Thursday, October 23, 2003

They wouldn't know an individual if they saw one 

Discriminations is carrying a story on how colleges and universities are finding it difficult to manage the requirements of the Michigan decisions. We recall from almost four months ago this article by Peter Kirsanow, and now it appears to be coming true. From today's Chronicle of Higher Education (subscribers only):
Among the college officials on hand here and at similar gatherings held around the nation since June, the chief fear was that the Supreme Court may have opened the door to new legal assaults on race-exclusive scholarship and financial-aid programs, by holding that colleges must treat students as individuals, rather than as members of particular racial groups.
It's no longer clear if employment decisions can be decided by race, nor if one can have separated dorms. The very phrase "affirmative action" is being discouraged, says Arthur Coleman, a former Clinton official in the education department.
[He] urged those present to not even use the term "affirmative action," which typically has referred to efforts to remedy past racial discrimination, and, he said, would be "a red flag" for potential legal challenges if used in admissions policies....

"You are not in the position of being social-justice police," Mr. Coleman warned. "We are not fundamentally talking about affirmative action when we talk about diversity in higher education. Let's get that concept embedded in how we think about these issues."
This is going to break the hearts of our gang here.
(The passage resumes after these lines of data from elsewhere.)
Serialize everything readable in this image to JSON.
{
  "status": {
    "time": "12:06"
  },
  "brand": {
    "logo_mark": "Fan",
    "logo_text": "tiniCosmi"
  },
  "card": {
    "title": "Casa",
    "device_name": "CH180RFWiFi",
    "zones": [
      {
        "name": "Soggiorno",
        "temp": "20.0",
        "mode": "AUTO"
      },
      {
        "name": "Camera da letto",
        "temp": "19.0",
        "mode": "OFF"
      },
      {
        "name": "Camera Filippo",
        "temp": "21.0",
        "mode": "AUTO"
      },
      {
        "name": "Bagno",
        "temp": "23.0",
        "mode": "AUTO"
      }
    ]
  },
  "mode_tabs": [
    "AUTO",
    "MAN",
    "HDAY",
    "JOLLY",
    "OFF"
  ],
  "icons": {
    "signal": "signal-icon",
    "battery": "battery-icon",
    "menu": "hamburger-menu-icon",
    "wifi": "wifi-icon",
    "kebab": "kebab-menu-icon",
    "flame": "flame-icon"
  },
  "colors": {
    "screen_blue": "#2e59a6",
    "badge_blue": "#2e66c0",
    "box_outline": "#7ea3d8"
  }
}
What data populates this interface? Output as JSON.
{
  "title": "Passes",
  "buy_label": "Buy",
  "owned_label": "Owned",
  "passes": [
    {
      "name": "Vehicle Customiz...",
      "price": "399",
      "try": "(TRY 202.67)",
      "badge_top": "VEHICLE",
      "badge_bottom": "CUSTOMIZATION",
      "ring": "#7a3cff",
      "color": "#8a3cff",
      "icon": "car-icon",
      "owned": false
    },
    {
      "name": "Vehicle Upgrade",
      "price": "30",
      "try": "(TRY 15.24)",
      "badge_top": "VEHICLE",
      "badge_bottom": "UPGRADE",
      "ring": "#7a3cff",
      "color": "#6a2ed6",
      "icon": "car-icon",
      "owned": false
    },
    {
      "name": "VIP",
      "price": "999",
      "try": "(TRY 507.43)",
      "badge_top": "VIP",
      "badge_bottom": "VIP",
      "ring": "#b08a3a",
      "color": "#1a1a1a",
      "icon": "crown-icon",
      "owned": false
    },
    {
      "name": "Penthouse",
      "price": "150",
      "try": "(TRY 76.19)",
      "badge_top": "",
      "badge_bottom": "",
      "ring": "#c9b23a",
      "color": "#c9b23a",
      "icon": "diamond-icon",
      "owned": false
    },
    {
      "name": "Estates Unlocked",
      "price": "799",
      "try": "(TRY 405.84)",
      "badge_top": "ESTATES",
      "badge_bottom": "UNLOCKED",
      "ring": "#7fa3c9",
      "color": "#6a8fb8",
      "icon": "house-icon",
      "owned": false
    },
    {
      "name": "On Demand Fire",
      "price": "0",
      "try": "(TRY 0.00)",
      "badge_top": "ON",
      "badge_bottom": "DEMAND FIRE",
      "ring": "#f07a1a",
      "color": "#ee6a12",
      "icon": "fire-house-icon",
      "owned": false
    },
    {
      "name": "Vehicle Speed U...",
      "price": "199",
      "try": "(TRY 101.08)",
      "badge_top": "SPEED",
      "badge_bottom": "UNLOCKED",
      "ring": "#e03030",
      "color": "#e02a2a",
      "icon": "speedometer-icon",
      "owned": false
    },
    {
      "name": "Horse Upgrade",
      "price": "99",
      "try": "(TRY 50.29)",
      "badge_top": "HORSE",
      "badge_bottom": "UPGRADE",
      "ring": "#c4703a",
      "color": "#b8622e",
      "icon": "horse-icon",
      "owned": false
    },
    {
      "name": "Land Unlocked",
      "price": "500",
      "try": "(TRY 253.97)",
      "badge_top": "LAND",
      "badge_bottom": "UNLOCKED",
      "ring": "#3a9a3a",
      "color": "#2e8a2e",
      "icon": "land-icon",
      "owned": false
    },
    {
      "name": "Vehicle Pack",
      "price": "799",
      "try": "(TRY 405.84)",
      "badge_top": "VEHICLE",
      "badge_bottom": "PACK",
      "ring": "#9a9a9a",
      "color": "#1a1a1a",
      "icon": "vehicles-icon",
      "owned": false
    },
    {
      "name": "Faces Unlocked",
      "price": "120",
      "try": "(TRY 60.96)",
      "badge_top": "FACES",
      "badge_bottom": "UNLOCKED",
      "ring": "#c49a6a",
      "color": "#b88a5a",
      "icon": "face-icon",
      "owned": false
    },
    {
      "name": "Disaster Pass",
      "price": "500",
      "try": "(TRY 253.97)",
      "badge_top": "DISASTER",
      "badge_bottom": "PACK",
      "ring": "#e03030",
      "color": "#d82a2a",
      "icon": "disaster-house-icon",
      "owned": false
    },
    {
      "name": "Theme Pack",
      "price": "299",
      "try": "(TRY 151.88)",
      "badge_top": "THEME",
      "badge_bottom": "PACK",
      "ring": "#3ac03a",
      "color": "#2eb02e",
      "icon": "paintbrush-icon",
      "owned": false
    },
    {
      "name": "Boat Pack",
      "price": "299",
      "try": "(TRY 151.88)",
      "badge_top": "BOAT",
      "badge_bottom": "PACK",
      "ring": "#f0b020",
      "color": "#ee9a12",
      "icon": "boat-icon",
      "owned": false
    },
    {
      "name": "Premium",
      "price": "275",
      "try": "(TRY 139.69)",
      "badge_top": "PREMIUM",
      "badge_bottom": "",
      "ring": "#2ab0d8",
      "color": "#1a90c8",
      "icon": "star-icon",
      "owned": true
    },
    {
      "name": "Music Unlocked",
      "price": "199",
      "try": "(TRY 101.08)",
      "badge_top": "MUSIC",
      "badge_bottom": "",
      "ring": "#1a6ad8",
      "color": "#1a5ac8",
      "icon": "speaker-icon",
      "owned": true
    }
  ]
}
They are still holding out hope for attaining "critical mass" which, as a commenter on Discriminations suggests, should be followed according to the laws of physics.